REQUIRED ACTION:
The whole listing is to be given again without alteration, except that its pictures are dropped.

MATERIAL PROVIDED:
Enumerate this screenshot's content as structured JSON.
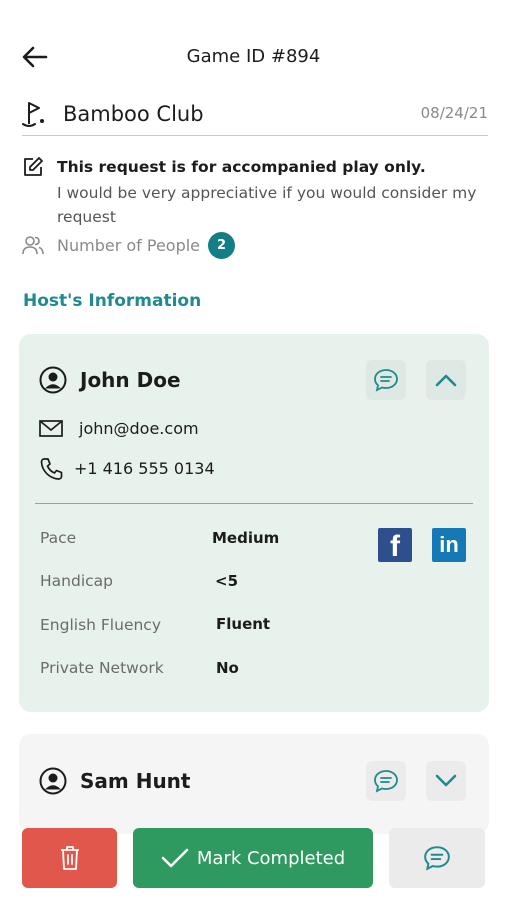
{
  "header": {
    "title": "Game ID #894"
  },
  "club": {
    "name": "Bamboo Club",
    "date": "08/24/21"
  },
  "request": {
    "title": "This request is for accompanied play only.",
    "message": "I would be very appreciative if you would consider my request"
  },
  "people": {
    "label": "Number of People",
    "count": "2"
  },
  "host_section": {
    "title": "Host's Information"
  },
  "hosts": [
    {
      "name": "John Doe",
      "email": "john@doe.com",
      "phone": "+1 416 555 0134",
      "expanded": true,
      "attributes": [
        {
          "label": "Pace",
          "value": "Medium"
        },
        {
          "label": "Handicap",
          "value": "<5"
        },
        {
          "label": "English Fluency",
          "value": "Fluent"
        },
        {
          "label": "Private Network",
          "value": "No"
        }
      ],
      "social": [
        "facebook-icon",
        "linkedin-icon"
      ]
    },
    {
      "name": "Sam Hunt",
      "expanded": false
    }
  ],
  "actions": {
    "complete_label": "Mark Completed"
  },
  "colors": {
    "teal": "#1f8a8f",
    "badge": "#147e86",
    "card_bg": "#e8f2ec",
    "delete": "#e1574c",
    "complete": "#2e9a5f",
    "facebook": "#2e4f8e",
    "linkedin": "#1479b5"
  }
}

RESULT OF THIS EXERCISE:
Enumerate this screenshot's content as structured JSON.
{
  "header": {
    "title": "Game ID #894"
  },
  "club": {
    "name": "Bamboo Club",
    "date": "08/24/21"
  },
  "request": {
    "title": "This request is for accompanied play only.",
    "message": "I would be very appreciative if you would consider my request"
  },
  "people": {
    "label": "Number of People",
    "count": "2"
  },
  "host_section": {
    "title": "Host's Information"
  },
  "hosts": [
    {
      "name": "John Doe",
      "email": "john@doe.com",
      "phone": "+1 416 555 0134",
      "expanded": true,
      "attributes": [
        {
          "label": "Pace",
          "value": "Medium"
        },
        {
          "label": "Handicap",
          "value": "<5"
        },
        {
          "label": "English Fluency",
          "value": "Fluent"
        },
        {
          "label": "Private Network",
          "value": "No"
        }
      ],
      "social": [
        "facebook-icon",
        "linkedin-icon"
      ]
    },
    {
      "name": "Sam Hunt",
      "expanded": false
    }
  ],
  "actions": {
    "complete_label": "Mark Completed"
  },
  "colors": {
    "teal": "#1f8a8f",
    "badge": "#147e86",
    "card_bg": "#e8f2ec",
    "delete": "#e1574c",
    "complete": "#2e9a5f",
    "facebook": "#2e4f8e",
    "linkedin": "#1479b5"
  }
}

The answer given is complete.